JIRA – Agile Project
Agile methodology for software development has gained immense popularity in the recent years.
Agile Projects follow an incremental approach to development of the requirements.
The highlights of an Agile/Scrum Project are:
- The requirements are created/agreed upon and the grouped together into a Product Backlog
- The requirements (User stories) are ranked in the order of priority and business importance
- Once ranked, the stories are assigned developmental cycles (Sprints) that last for approx. 4-6 weeks.
- The detailed documentation is avoided. Instead, a scrum board is maintained that will show the status and progress.
JIRA successfully supports all the activities listed above for projects following an Agile Methodology. In this article, we will see how.
Note – Firstly, you will need JIRA Agile add-on if you have not gotten it already.
We are going to learn all about JIRA administration today. This is a unique opportunity to learn the admin aspects of a Project/Incident/Test Management tool.
This is the 5th tutorial in our JIRA learning series. Check all the tutorials in this series on this JIRA Tutorials page.
Not all of them are as effective (and simple) and as accessible from the UI as it is for JIRA. So, as always, concepts are more important than the tool specific details – look out for the operations and their importance- that will help you to estimate what you can expect from the “Admin” module of any tool.
JIRA User Module – Conclusion
We have seen the different kinds of issues and how to create them in our previous JIRA Tutorials. This is a next JIRA tutorial in this series where we will learn how to use them, the workflow progress and the reporting feature of JIRA.
The issue once created can be accessed by searching the ID, browsing the “Issues” menu item or going to the project details and checking the issues tab.

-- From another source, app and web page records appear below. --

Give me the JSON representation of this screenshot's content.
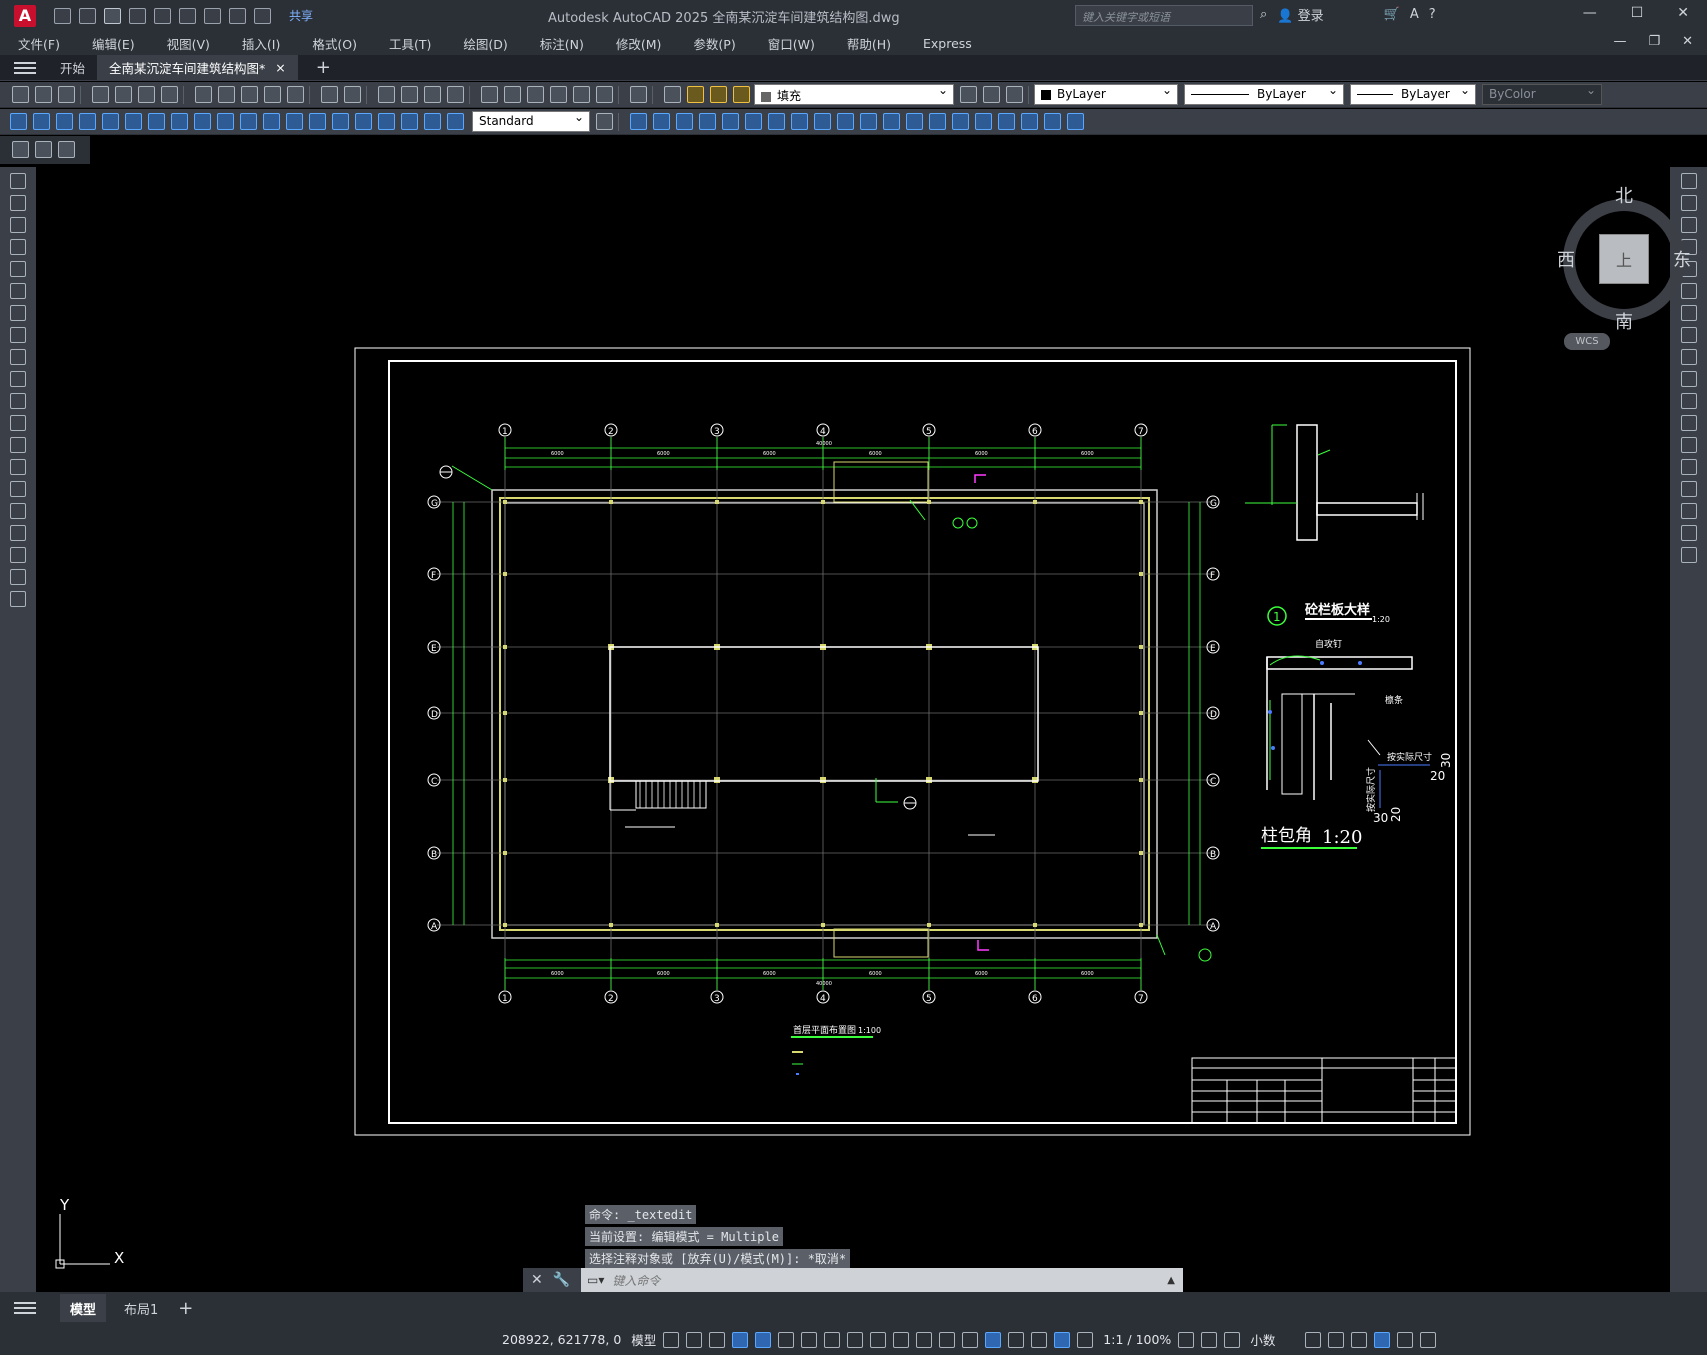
{
  "window": {
    "app_letter": "A",
    "share_label": "共享",
    "title": "Autodesk AutoCAD 2025    全南某沉淀车间建筑结构图.dwg",
    "search_placeholder": "键入关键字或短语",
    "login_label": "登录",
    "help_label": "?"
  },
  "menu": [
    "文件(F)",
    "编辑(E)",
    "视图(V)",
    "插入(I)",
    "格式(O)",
    "工具(T)",
    "绘图(D)",
    "标注(N)",
    "修改(M)",
    "参数(P)",
    "窗口(W)",
    "帮助(H)",
    "Express"
  ],
  "tabs": {
    "start": "开始",
    "doc": "全南某沉淀车间建筑结构图*",
    "close": "×",
    "add": "+"
  },
  "toolbar": {
    "layer_value": "填充",
    "color_value": "ByLayer",
    "linetype_value": "ByLayer",
    "lineweight_value": "ByLayer",
    "plotstyle_value": "ByColor",
    "textstyle_value": "Standard"
  },
  "viewcube": {
    "north": "北",
    "south": "南",
    "west": "西",
    "east": "东",
    "face": "上",
    "ucs": "WCS"
  },
  "drawing": {
    "axis_numbers": [
      "1",
      "2",
      "3",
      "4",
      "5",
      "6",
      "7"
    ],
    "axis_letters": [
      "G",
      "F",
      "E",
      "D",
      "C",
      "B",
      "A"
    ],
    "total_dim": "40000",
    "bay_dim": "6000",
    "detail1_title": "砼栏板大样",
    "detail1_scale": "1:20",
    "detail1_no": "1",
    "detail2_title": "柱包角",
    "detail2_scale": "1:20",
    "plan_title": "首层平面布置图",
    "plan_scale": "1:100",
    "note_self_tap": "自攻钉",
    "note_purlin": "檩条",
    "note_size1": "按实际尺寸",
    "note_size2": "按实际尺寸",
    "dim_30a": "30",
    "dim_20a": "20",
    "dim_30b": "30",
    "dim_20b": "20",
    "ucs_x": "X",
    "ucs_y": "Y"
  },
  "command": {
    "history": [
      "命令: _textedit",
      "当前设置: 编辑模式 = Multiple",
      "选择注释对象或 [放弃(U)/模式(M)]: *取消*"
    ],
    "placeholder": "键入命令"
  },
  "layouts": {
    "model": "模型",
    "layout1": "布局1",
    "add": "+"
  },
  "status": {
    "coords": "208922, 621778, 0",
    "space": "模型",
    "scale": "1:1 / 100%",
    "units": "小数"
  }
}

When you access an issue and click on its link, the details will be displayed. All the actions that can be performed on the particular issue are available on the header of an issue details screen:
A sub-task is nothing but a division of a parent issue (task) into chunks of work that can be assigned and tracked individually.
Example 1: A QA related example could be of the task of Test documentation. Test documentation by itself is an activity that might take a week to finish. Say, it involves the following aspects: Test plan documentation which takes 2 days. Test case documentation – 2 days, Test plan review – ½ day and Test case review – 1 day. Also assume that there are 2 resources.
In this case we can create a JIRA issue of the type task for “Test documentation” and have the following four sub tasks under it:
- Test plan documentation – assigned to resource 1
- Test case documentation – assigned to resource 2
- Test plan review- assigned to resource 2
- Test case review- assigned to resource 1
By doing so, it is easier to have a better insight into the progress task wise and resource wise by breaking a sizeable parent task into sub-tasks.
Working with JIRA issues
JIRA – we are in the midst of self-learning this tool. In the last JIRA tutorial, we talked about the underlying JIRA process – the Incident Management and a few high-level details of the tool itself.
Today we move on to yet another interesting topic – How are issues handled in JIRA?
Before we get into more details let us reiterate what an issue is:
An issue is anything that you would track to completion. Some examples specific to QA can be – a document to be created, a document to be reviewed, a bug or an environmental issue.
Before we get into what this tool is, how it can be used and who it is used by, I want to lay out some ground rules that will help us learn any tool easily and effectively in a short period of time.
I personally think that learning any tool has 2 phases to it:
- Understanding the underlying process
- Learning the tool itself- features/capabilities/shortcomings etc.
Take the case of JIRA. Think that you are a newbie and know nothing about it. You have heard about it from various friends, online references etc. You want to try your hand at it. How can you do that?
Almost half the jobs in software field are in the area of software testing. However, there is almost nil education on software testing to students in their curriculum at colleges and institutes. Also, for people already in the testing job, they have had very little formal software testing training. Hence, those who train and prepare themselves in software testing will be better positioned to grab these jobs and grow their careers in this field. This Software Testing Course will formally train you in software testing.